The Academic Competitiveness Grant was made available for the first time for the 2006-2007 school year for first-year college students who graduated from high school after January 1, 2006, and for second-year college students who graduated from high school after January 1, 2005. You must have graduated from a "rigorous high school curriculum" and be a Pell Grant recipient. You may receive $750 for your freshman year and $1300 for your sophomore year.
New York Tuition Assistance Program (TAP)
This aid is available to many New York State residents attending a school located in NY State. (Amounts are based on NY net taxable income and other factors.) Annual TAP awards for SUNY Undergraduates range from $500 to full tuition.
Student loans, unlike grants and work-study, are borrowed money that must be repaid, with interest, just like car loans and home mortgages. There are many choices when it comes to loan types and terms: the Perkins Loans, the U.S. Department of Education administers the Federal Family Education Loan (FFEL) Program and the William D. Ford Federal Direct Loan (Direct Loan) Program. Both the FFEL and Direct Loan programs consist of what are generally known as Stafford Loans (for students) and PLUS Loans for parents, graduate and professional degree students.
Schools generally participate in either the FFEL or the Direct Loan program, but sometimes participate in both. Under the Direct Loan Program, the funds for your loan come directly from the federal government. Funds for your FFEL will come from a bank, credit union, or other lender that participates in the program. Eligibility rules and loan amounts are identical under both programs, but repayment plans differ somewhat.
For more information on the types and kinds of loans available, please visit www.studentaid.gov. In addition, your campus' financial aid office can assist you in finding the loan that is right for you.

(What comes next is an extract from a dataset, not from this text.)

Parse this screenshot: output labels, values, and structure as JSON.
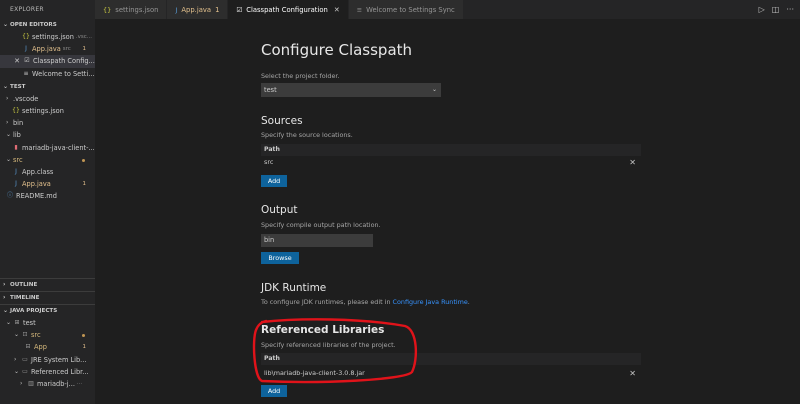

For more information on scholarships and grants, please visit: www.studentaid.ed.gov
For more information on financial aid, please visit: www.studentaid.ed.gov
For more information on SUNY Financial Aid programs and state and federal programs for financial aid at SUNY, please contact the Financial Aid Office at the campus offering your course or program online. For campus financial aid contact info, please see the SLN Campus Financial Aid Office Page.